May 21, 2014

The deafening silence of universities on The Basel Committee Distortion is scary.

Sir, I refer to John Kay’s “Angry economics students are naïve- and mostly right” May 21.

When John Kay invests his capital he looks at risk and returns when deciding what to do. How would it impact his decisions if suddenly the government told him “Citizen Kay, if you invest in what is perceived ex ante as “absolutely safe”, I will pay you additionally a couple of hundred basis points.”? Would he also think that subsidy carries no cost?

Allowing banks to hold less capital when lending to “the safe” than when lending to “the risky” causes banks to earn much higher risk-adjusted returns on equity when lending to “the safe” than when lending to “the risky”, and this means, no doubt about it, that banks will lend too much to “the safe” and too little to “the risky”.

And so though I am not an angry economic student, I am an economist very angry with our universities for ignoring the distortions caused by the risk-weighted bank capital requirements in the allocation of credit in the real economy. Their deafening silence on this issue makes it so much harder to extract an explanation from the regulators who in my mind are either blind or plain stupid.

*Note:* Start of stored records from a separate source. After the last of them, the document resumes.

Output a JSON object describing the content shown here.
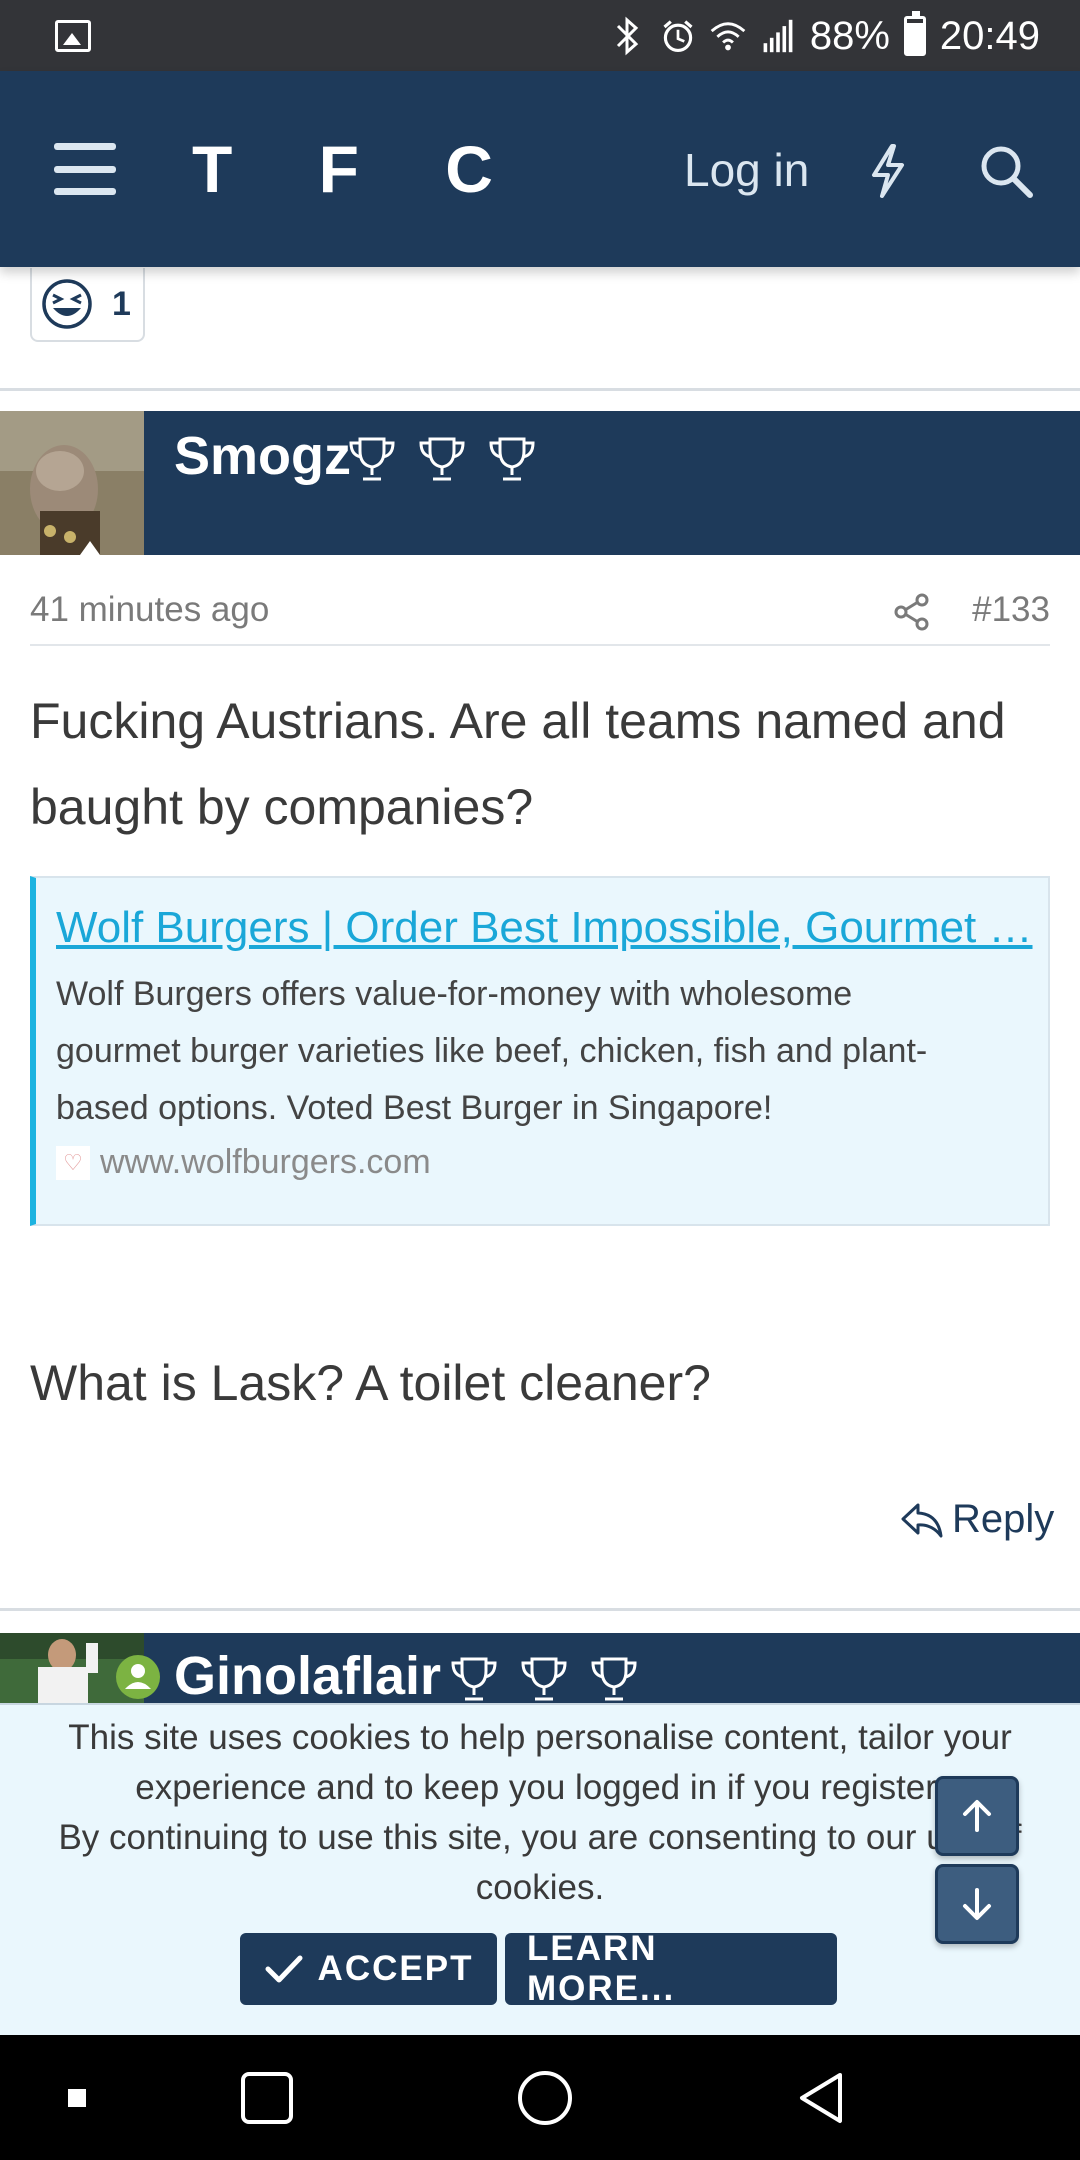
{
  "status_bar": {
    "battery": "88%",
    "time": "20:49",
    "icons": [
      "gallery-icon",
      "bluetooth-icon",
      "alarm-icon",
      "wifi-icon",
      "signal-icon",
      "battery-icon"
    ]
  },
  "header": {
    "logo": "T F C",
    "login_label": "Log in",
    "icons": [
      "menu-icon",
      "lightning-icon",
      "search-icon"
    ]
  },
  "previous_post": {
    "reaction_count": "1",
    "reaction_icon": "laughing-face-icon"
  },
  "post": {
    "author": "Smogz",
    "trophy_count": 3,
    "time_ago": "41 minutes ago",
    "post_number": "#133",
    "body_line1": "Fucking Austrians. Are all teams named and",
    "body_line2": "baught by companies?",
    "link_card": {
      "title": "Wolf Burgers | Order Best Impossible, Gourmet …",
      "description_line1": "Wolf Burgers offers value-for-money with wholesome",
      "description_line2": "gourmet burger varieties like beef, chicken, fish and plant-",
      "description_line3": "based options. Voted Best Burger in Singapore!",
      "site": "www.wolfburgers.com"
    },
    "body_after": "What is Lask? A toilet cleaner?",
    "reply_label": "Reply"
  },
  "next_post": {
    "author": "Ginolaflair",
    "trophy_count": 3,
    "online_indicator": true
  },
  "cookie_banner": {
    "line1": "This site uses cookies to help personalise content, tailor your",
    "line2": "experience and to keep you logged in if you register.",
    "line3": "By continuing to use this site, you are consenting to our use of",
    "line4": "cookies.",
    "accept_label": "ACCEPT",
    "learn_more_label": "LEARN MORE..."
  },
  "colors": {
    "brand_navy": "#1e3a5a",
    "link_blue": "#1aa7d8",
    "card_bg": "#eaf7fd",
    "online_green": "#7cb342"
  }
}
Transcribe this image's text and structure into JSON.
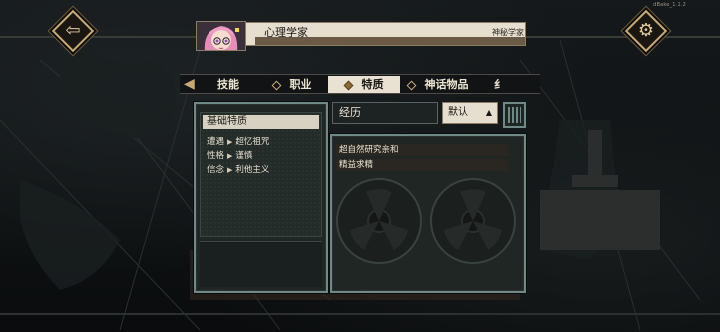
{
  "version": "dBake_1.1.2",
  "header": {
    "character_name": "心理学家",
    "character_title": "神秘学家"
  },
  "tabs": [
    {
      "label": "技能",
      "active": false
    },
    {
      "label": "职业",
      "active": false
    },
    {
      "label": "特质",
      "active": true
    },
    {
      "label": "神话物品",
      "active": false
    },
    {
      "label": "纟",
      "active": false
    }
  ],
  "basic_traits": {
    "title": "基础特质",
    "rows": [
      {
        "key": "遭遇",
        "value": "超忆祖咒"
      },
      {
        "key": "性格",
        "value": "谨慎"
      },
      {
        "key": "信念",
        "value": "利他主义"
      }
    ]
  },
  "experience": {
    "label": "经历",
    "sort_value": "默认",
    "items": [
      "超自然研究亲和",
      "精益求精"
    ]
  },
  "colors": {
    "accent_gold": "#c7a978",
    "panel_teal": "#6f8a86",
    "tab_active_bg": "#e9e2d2"
  },
  "icons": {
    "back": "back-arrow-icon",
    "settings": "gear-icon",
    "sort": "caret-up-icon"
  }
}
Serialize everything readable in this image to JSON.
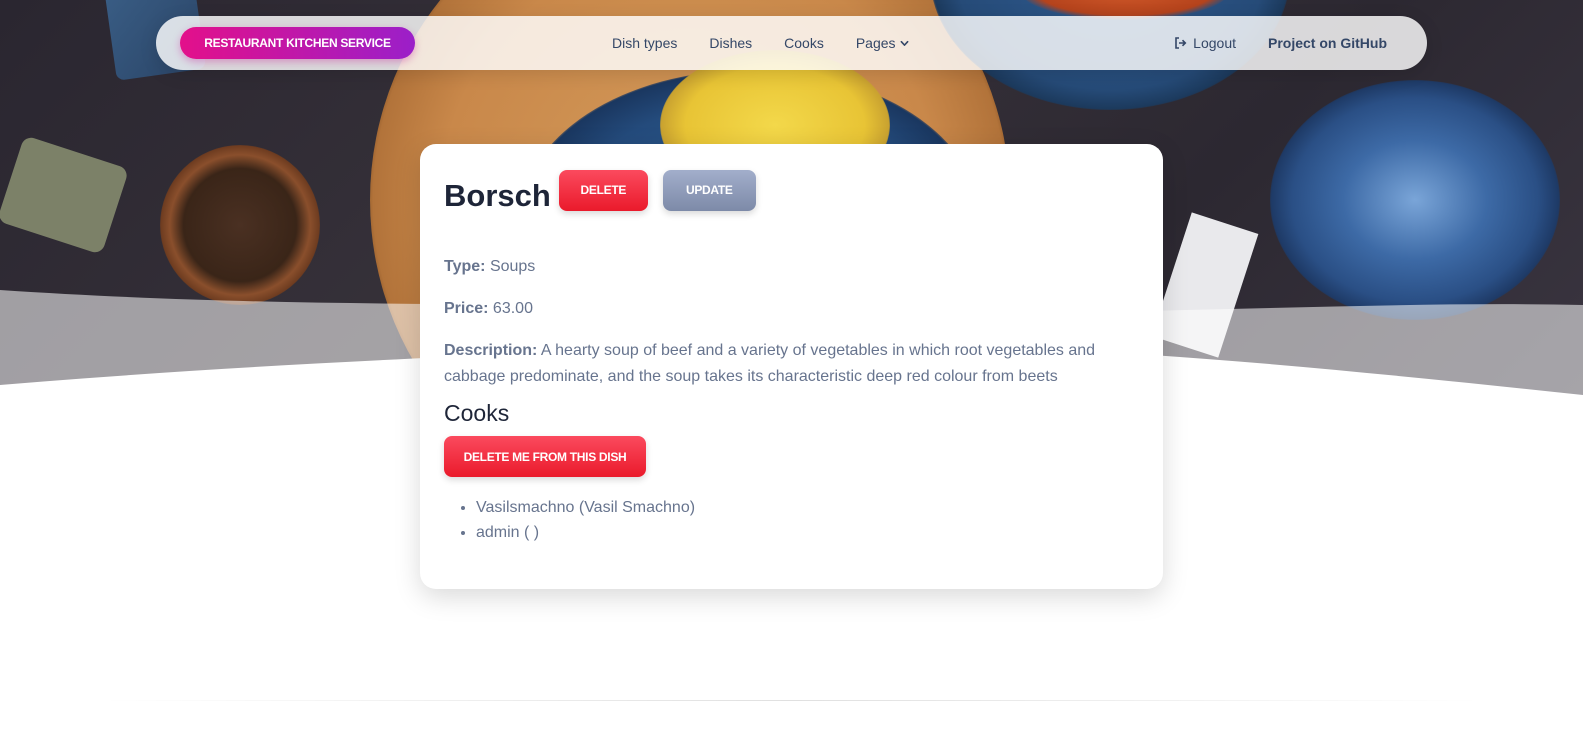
{
  "navbar": {
    "brand": "RESTAURANT KITCHEN SERVICE",
    "links": [
      {
        "label": "Dish types"
      },
      {
        "label": "Dishes"
      },
      {
        "label": "Cooks"
      },
      {
        "label": "Pages"
      }
    ],
    "logout_label": "Logout",
    "github_label": "Project on GitHub"
  },
  "dish": {
    "name": "Borsch",
    "delete_label": "DELETE",
    "update_label": "UPDATE",
    "type_label": "Type:",
    "type_value": "Soups",
    "price_label": "Price:",
    "price_value": "63.00",
    "description_label": "Description:",
    "description_value": "A hearty soup of beef and a variety of vegetables in which root vegetables and cabbage predominate, and the soup takes its characteristic deep red colour from beets"
  },
  "cooks": {
    "heading": "Cooks",
    "remove_label": "DELETE ME FROM THIS DISH",
    "items": [
      {
        "label": "Vasilsmachno (Vasil Smachno)"
      },
      {
        "label": "admin ( )"
      }
    ]
  },
  "icons": {
    "logout": "sign-out-icon",
    "pages_dropdown": "chevron-down-icon"
  },
  "colors": {
    "brand_gradient_start": "#e3108a",
    "brand_gradient_end": "#9b1fc9",
    "danger": "#ea1a2b",
    "secondary": "#7d8aa8",
    "heading": "#1e2538",
    "text": "#67748e"
  }
}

That you for instance can obtain an MBA from Harvard, or get a CFA certification, without having been made aware of the existence of The Basel Committee Distortion, and much less of its financial consequences, is truly scary.